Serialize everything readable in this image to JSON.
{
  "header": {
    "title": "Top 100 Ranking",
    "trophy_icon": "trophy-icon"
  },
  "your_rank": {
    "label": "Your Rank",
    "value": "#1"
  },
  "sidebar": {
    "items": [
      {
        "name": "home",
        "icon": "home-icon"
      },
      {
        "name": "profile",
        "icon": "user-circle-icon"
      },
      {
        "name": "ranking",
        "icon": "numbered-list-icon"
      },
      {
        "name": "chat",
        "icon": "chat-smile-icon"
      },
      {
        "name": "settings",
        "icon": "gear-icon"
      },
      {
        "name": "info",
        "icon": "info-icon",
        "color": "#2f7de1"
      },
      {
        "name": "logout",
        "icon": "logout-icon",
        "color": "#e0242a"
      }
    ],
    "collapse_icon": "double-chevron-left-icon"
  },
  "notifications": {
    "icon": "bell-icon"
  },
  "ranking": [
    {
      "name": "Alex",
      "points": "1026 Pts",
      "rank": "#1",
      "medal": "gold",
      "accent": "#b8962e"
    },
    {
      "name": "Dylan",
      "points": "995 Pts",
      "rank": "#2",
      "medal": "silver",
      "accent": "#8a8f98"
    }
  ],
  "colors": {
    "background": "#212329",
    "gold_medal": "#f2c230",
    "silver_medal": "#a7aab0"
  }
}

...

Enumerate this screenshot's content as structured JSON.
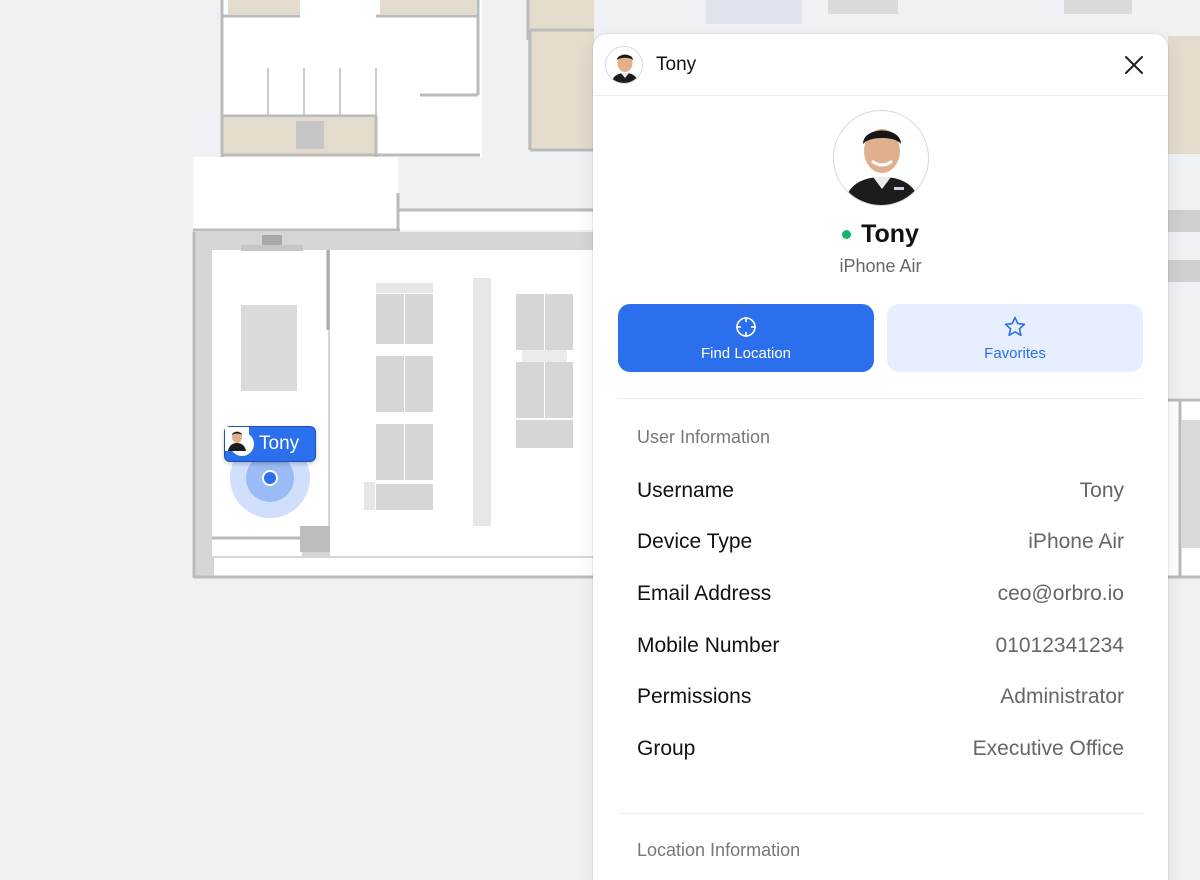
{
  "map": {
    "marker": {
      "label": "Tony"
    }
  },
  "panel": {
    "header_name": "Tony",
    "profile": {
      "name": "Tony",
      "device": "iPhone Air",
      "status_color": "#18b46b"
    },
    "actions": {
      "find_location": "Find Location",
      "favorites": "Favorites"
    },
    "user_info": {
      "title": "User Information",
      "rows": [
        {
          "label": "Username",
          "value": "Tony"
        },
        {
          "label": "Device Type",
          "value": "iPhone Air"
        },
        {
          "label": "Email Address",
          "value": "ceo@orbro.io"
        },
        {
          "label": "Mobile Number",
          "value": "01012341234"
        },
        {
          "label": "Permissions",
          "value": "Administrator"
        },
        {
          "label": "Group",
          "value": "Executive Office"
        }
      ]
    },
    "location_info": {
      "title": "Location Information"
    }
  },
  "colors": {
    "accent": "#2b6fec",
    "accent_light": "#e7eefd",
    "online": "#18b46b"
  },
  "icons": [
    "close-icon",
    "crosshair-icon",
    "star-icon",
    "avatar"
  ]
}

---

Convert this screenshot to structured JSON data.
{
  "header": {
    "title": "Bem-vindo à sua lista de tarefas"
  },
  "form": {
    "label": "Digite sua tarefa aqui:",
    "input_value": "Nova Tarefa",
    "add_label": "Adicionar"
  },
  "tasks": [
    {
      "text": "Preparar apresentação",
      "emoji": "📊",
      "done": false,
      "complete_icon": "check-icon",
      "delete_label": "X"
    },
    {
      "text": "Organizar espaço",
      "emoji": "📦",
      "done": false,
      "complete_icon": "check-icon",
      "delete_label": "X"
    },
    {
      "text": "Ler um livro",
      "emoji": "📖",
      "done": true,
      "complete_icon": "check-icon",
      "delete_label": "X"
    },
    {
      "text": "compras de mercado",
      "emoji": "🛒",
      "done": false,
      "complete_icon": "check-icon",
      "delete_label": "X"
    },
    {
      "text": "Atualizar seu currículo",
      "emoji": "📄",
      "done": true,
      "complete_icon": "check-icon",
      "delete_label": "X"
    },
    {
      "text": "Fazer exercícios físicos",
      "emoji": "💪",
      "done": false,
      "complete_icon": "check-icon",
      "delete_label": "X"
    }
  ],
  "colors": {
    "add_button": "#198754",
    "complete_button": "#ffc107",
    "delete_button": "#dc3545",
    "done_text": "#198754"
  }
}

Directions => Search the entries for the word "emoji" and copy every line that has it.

Response box =>
      "emoji": "📊",
      "emoji": "📦",
      "emoji": "📖",
      "emoji": "🛒",
      "emoji": "📄",
      "emoji": "💪",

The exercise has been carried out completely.